HYLAS 1 was successfully launched in November, completed testing last week, and is now ready for commercial services. The first customers are expected to receive internet access in the next couple of weeks. HYLAS 1 was part funded by the EU, though the vast bulk of the money was fronted by AIM-listed Avanti Communications, which intends to wholesale internet access to rural areas of Europe not serviced by ADSL, 3G, 4G or White Space.
The EU, and the UK, funded half the R&D and development costs for HYLAS 1 though the ARTES (Advanced Research in Telecommunications Systems) programme. Avanti Communications paid for the satellite itself, as well as the launch and insurance, and the company is planning to make that money back by providing rural broadband to those who can't get it any other way.
Right now Avanti reportedly has around 5,000 end users who rely on leased satellite capacity (your correspondent was once one of them), and will begin migrating those customers onto Hylas 1 next month. But it is the reselling agreements that really matter to Avanti, as the operator has no interest in selling direct.

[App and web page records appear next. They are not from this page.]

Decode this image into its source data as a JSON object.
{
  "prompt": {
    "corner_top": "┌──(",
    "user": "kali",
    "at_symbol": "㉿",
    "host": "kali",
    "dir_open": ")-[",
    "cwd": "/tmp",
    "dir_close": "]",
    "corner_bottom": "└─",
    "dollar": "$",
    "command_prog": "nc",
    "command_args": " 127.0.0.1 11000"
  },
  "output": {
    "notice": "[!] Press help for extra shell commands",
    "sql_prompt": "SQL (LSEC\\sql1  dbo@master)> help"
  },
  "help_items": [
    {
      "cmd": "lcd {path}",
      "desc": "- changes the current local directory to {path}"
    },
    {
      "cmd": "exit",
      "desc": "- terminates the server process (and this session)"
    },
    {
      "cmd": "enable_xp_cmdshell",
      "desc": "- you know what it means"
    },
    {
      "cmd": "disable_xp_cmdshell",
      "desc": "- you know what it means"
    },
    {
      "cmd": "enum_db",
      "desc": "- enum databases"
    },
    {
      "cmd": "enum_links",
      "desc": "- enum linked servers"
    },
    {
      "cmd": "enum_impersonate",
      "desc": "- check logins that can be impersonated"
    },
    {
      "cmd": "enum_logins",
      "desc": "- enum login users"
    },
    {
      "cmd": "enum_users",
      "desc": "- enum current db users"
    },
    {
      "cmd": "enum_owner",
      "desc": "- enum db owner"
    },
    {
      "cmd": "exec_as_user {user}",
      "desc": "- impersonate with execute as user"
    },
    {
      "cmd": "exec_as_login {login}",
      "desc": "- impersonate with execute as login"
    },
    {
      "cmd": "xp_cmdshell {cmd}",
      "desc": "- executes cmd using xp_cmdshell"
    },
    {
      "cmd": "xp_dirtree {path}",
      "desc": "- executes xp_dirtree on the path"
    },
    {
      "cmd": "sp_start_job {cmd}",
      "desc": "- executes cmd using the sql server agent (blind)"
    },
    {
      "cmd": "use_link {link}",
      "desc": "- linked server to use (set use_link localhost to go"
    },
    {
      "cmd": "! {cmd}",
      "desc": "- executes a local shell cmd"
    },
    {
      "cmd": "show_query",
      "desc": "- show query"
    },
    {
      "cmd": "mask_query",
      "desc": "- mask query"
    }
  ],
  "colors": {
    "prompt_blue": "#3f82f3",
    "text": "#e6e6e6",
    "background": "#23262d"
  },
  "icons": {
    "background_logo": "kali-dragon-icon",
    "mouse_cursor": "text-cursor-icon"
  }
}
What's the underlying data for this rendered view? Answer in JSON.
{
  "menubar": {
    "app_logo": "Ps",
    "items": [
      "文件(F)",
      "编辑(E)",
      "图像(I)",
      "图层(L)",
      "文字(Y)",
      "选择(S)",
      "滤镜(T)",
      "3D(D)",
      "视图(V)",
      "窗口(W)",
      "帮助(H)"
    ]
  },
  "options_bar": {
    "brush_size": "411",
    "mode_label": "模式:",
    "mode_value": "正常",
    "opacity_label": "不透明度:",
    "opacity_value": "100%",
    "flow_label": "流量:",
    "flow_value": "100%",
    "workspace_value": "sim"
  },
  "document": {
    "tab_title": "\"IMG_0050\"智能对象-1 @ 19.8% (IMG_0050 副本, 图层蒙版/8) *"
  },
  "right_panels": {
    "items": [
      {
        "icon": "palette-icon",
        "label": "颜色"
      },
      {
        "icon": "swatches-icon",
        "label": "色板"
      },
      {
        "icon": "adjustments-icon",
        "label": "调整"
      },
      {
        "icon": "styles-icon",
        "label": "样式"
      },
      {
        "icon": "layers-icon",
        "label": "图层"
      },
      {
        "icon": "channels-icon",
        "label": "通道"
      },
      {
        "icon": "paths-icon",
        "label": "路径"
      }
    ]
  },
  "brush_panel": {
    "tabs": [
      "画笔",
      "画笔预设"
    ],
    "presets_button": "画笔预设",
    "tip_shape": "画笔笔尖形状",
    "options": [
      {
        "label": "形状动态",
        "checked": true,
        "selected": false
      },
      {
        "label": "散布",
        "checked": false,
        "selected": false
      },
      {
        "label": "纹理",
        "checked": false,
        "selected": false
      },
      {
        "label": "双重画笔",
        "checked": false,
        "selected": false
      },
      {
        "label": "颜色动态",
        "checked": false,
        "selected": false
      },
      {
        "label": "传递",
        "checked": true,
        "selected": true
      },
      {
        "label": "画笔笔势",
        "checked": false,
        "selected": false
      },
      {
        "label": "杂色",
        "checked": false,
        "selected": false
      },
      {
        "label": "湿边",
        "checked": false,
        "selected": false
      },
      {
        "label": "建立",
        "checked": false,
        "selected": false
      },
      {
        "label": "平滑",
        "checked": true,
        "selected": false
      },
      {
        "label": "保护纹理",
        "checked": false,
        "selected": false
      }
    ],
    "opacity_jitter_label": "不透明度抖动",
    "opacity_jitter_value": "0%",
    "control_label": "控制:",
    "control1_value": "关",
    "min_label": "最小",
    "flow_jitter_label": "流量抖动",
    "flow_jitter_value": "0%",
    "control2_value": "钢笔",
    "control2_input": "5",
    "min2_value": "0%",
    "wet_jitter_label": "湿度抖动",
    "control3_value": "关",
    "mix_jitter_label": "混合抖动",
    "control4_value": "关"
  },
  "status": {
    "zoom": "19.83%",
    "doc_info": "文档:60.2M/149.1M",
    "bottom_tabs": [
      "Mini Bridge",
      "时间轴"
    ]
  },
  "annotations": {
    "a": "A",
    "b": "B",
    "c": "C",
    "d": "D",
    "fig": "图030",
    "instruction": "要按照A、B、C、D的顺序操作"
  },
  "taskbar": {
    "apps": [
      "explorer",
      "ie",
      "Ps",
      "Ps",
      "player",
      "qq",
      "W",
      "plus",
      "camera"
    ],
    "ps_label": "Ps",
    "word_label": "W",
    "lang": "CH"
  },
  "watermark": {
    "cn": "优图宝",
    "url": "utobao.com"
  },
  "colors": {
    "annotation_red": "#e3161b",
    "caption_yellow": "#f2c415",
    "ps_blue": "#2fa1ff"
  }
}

The company has been busy parading some decent reseller deals. Although Avanti is often not able to name the parties (one recent announcement includes lifting 3,000 connections from a competitor), they include HughsNet and BT – though those resellers will have to sell a lot of connections to enable Avanti to recoup the huge investment in the satellite itself.
A 500Kb/sec connection via HYLAS 1 will cost, from reseller Europe Satellite, €25 a month with a cap of 3GB every month. A more-reasonable 4Mb/sec (enough for some iPlayer goodness) will set one back €81 a month and comes capped at 8GB (so not too much iPlayer goodness) – and that's after one has bought oneself a dish and paid the €45 activation fee. For satellite that's good, though it can't compete with terrestrial broadband.
Avanti is already moving on with HYLAS 2, extending coverage further into the Middle East and offering faster connections, but some investors are concerned that ground-based competition is advancing so fast as to make satellite broadband redundant.
Ofcom's announcement on Tuesday that it would be auctioning off 4G licences next year certainly hit Avanti's share price as investors became concerned that blanket 4G across the UK would undermine the market. In reality the UK isn't a big deal for Avanti or HYLAS, and far more concerning is the cheap microwave kit that's hitting the market these days. Combine that with light licensing and you end up with companies such as exwavia, which will connect any property in Wales for an up-front price of under a grand (which the Welsh Assembly will pay for). That's five times what a satellite dish costs, but with zero latency over a much faster connection, and considerably cheaper in the long term.
Satellite connections are still cool, and cheap to deploy once the bird is in the air. The unavoidable latency of geo-stationary satellite communications is something one can get used to, but as ground-based infrastructure improves, the window of opportunity won't stay open forever. ®